By December 31, 1925, the church debt had been repaid and on January 10, 1926, Archbishop Thorneloe returned to Capreol to consecrate the building. While visiting, the Archbishop performed the sacrament of confirmation for ten church members, two of whom were adults with a history of long, dedicated service to the congregation. They were Elizabeth Frances Metcalf and Clara Loretta Lalonde.
In 1926, the parish realized that a bell was needed to complete the church. On July 26th, the local dentist and People's Warden, Dr. E.H. Niebel, wrote to the CNR office in North Bay to inquire about the possibility of obtaining a bell for the new church. The CNR responded on October 8th by sending the congregation a locomotive bell.
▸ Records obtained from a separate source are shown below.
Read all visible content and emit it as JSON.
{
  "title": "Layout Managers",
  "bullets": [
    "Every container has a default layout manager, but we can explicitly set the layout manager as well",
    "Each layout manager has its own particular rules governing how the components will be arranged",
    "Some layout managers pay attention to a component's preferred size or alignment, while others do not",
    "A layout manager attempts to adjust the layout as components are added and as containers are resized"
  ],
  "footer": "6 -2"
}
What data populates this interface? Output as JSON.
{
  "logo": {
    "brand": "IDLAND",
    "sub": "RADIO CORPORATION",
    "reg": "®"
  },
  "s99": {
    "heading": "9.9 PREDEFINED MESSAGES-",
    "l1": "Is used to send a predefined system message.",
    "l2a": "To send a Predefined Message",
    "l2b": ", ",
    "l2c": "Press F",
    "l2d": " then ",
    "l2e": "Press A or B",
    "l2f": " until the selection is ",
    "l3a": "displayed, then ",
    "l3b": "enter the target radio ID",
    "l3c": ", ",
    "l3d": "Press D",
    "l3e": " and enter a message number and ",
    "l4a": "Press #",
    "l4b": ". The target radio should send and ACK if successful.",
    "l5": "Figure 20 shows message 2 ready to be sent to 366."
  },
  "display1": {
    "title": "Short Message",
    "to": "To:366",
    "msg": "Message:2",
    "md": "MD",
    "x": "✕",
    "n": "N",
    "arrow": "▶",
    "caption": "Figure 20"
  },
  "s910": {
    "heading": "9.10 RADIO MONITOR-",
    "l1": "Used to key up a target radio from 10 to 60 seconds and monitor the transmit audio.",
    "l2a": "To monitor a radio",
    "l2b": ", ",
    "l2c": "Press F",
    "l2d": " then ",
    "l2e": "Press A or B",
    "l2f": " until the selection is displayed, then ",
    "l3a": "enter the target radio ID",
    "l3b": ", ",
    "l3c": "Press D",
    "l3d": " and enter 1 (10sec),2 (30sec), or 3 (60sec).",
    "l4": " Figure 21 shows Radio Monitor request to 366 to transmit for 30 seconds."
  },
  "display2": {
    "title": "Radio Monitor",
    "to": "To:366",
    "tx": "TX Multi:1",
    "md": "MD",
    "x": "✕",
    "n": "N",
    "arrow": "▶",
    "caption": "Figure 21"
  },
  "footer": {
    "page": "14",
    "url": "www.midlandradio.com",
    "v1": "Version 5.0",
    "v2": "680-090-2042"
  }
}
The bell was installed on the church roof in July 1927 and is still in use to this day. It serves to symbolize the connection between the church and the railway which built the town of Capreol.
The late 1920's saw St. Alban's parish looking to create their own social hall for church events and functions. During 1928, Gillmor Hall was built and it was dedicated on February 3, 1929.
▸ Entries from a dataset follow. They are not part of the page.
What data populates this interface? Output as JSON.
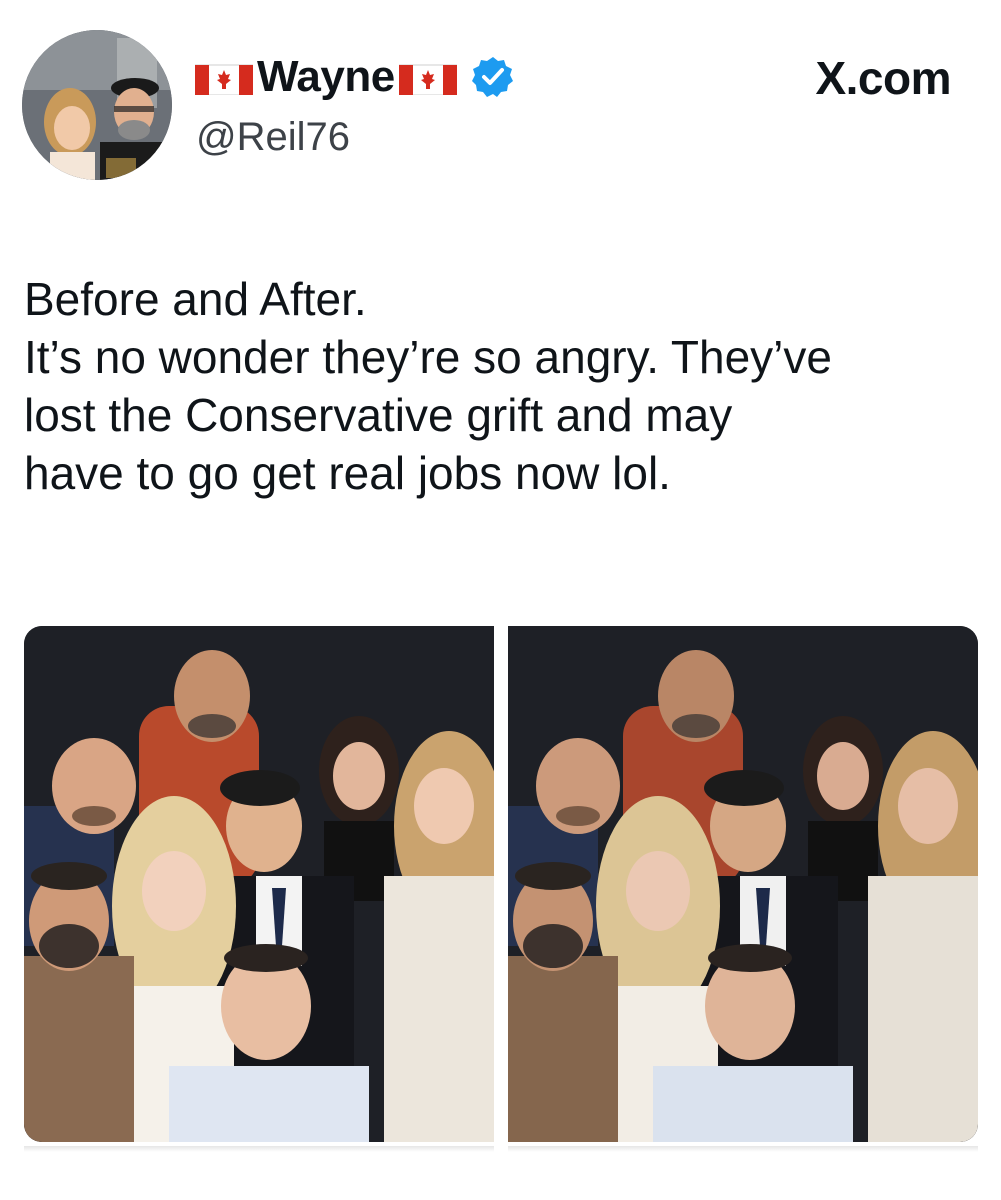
{
  "author": {
    "display_name": "Wayne",
    "handle": "@Reil76",
    "verified": true,
    "avatar": "profile-photo"
  },
  "source_label": "X.com",
  "tweet": {
    "lines": [
      "Before and After.",
      "It’s no wonder they’re so angry. They’ve",
      "lost the Conservative grift and may",
      "have to go get real jobs now lol."
    ]
  },
  "media": [
    {
      "name": "before-photo",
      "description_icon": "group-photo-smiling"
    },
    {
      "name": "after-photo",
      "description_icon": "group-photo-serious"
    }
  ],
  "colors": {
    "verified_blue": "#1d9bf0",
    "text": "#0f1419",
    "handle": "#3d4248",
    "flag_red": "#d52b1e"
  }
}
Throughout the 1930's and 1940's, renovations were done to St. Alban's Church. Among them, the communion rail was lowered and the church added choir stalls, an Altar rail, an Episcopal chair, new Altar hangings, and a vestment press. In 1931, a new altar and credence table was provided to St. Alban's by St. James' Episcopal Church in Sault Ste. Marie, Michigan. These are still used in the church today.
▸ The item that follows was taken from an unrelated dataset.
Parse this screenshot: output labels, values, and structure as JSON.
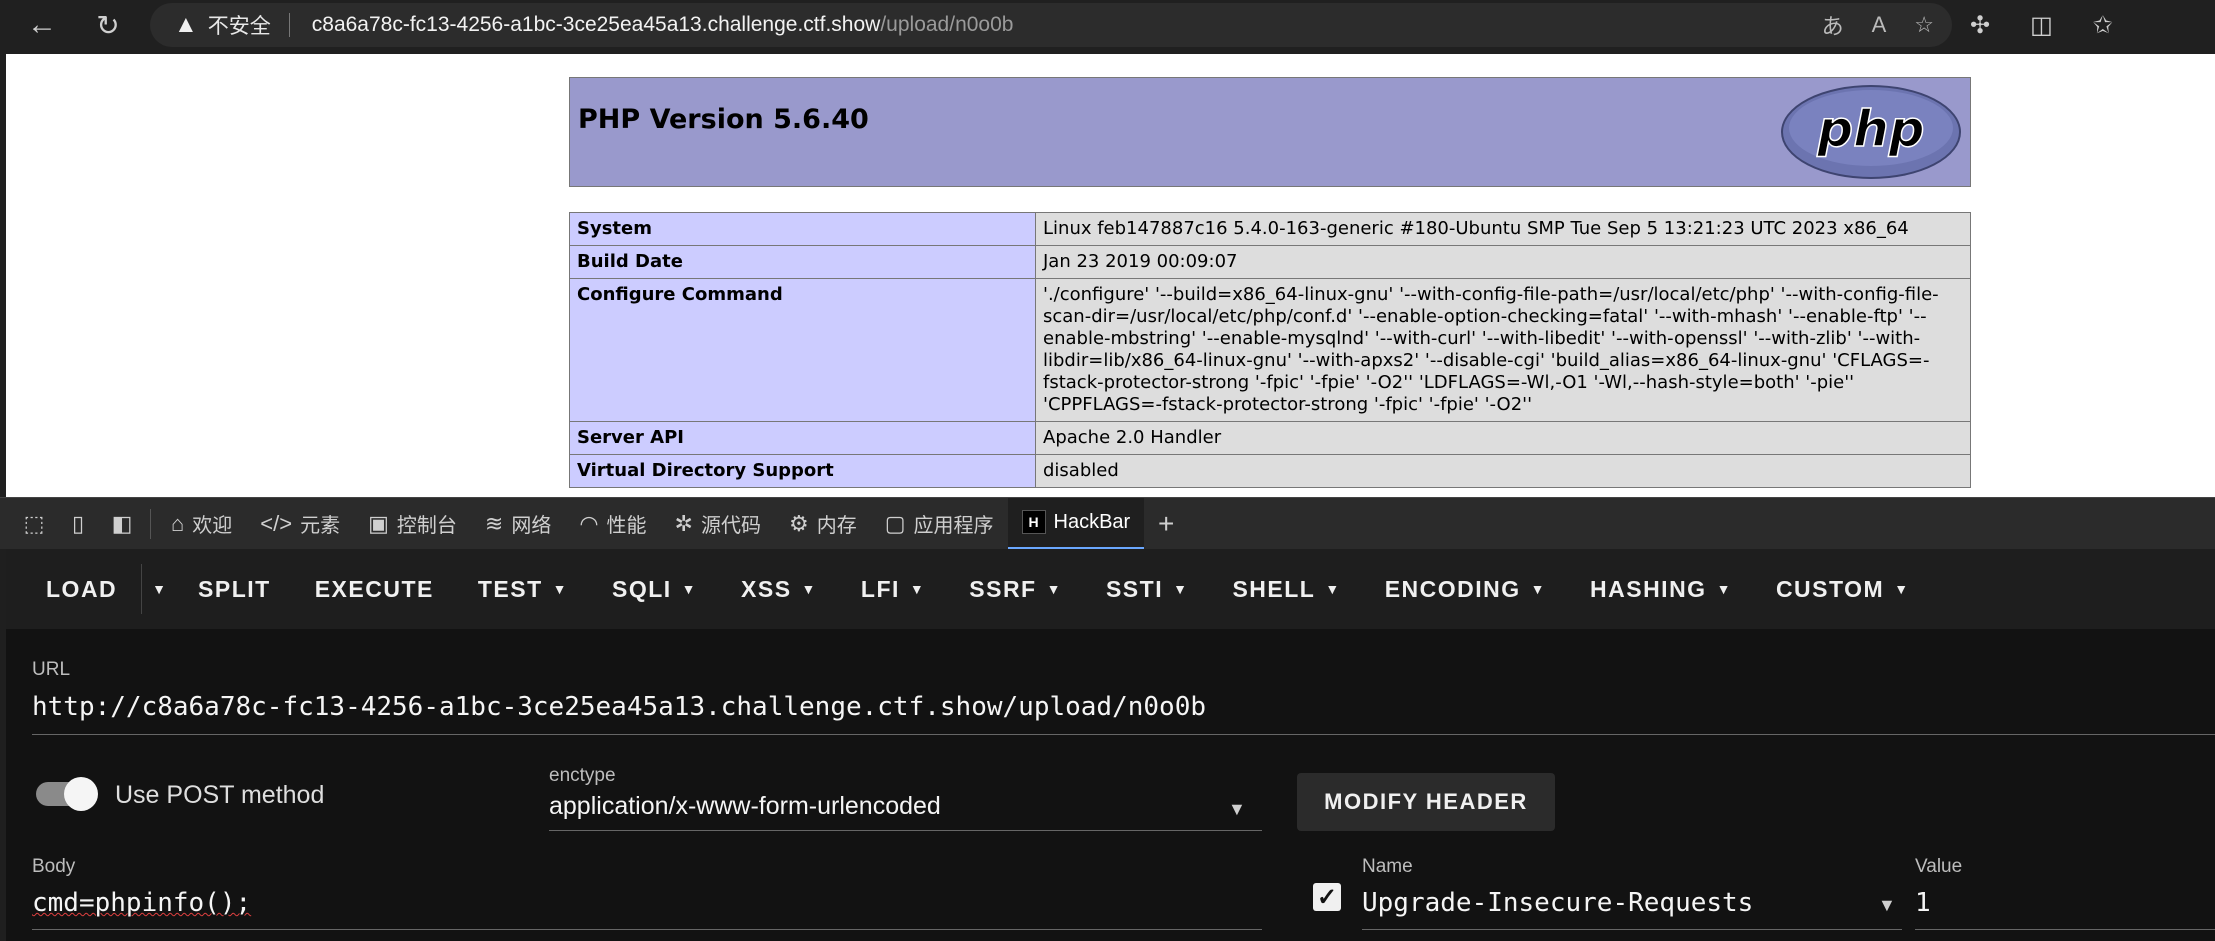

Up until 1955, the church was heated by a floor furnace. A hole was dug beneath the church that was just large enough to hold the forced-air oil furnace and the air ducts were laid in crawl spaces under the floor. Today, you can still feel where the floor furnace used to be as there is a noticeable "give" when you walk up the carpet in the nave.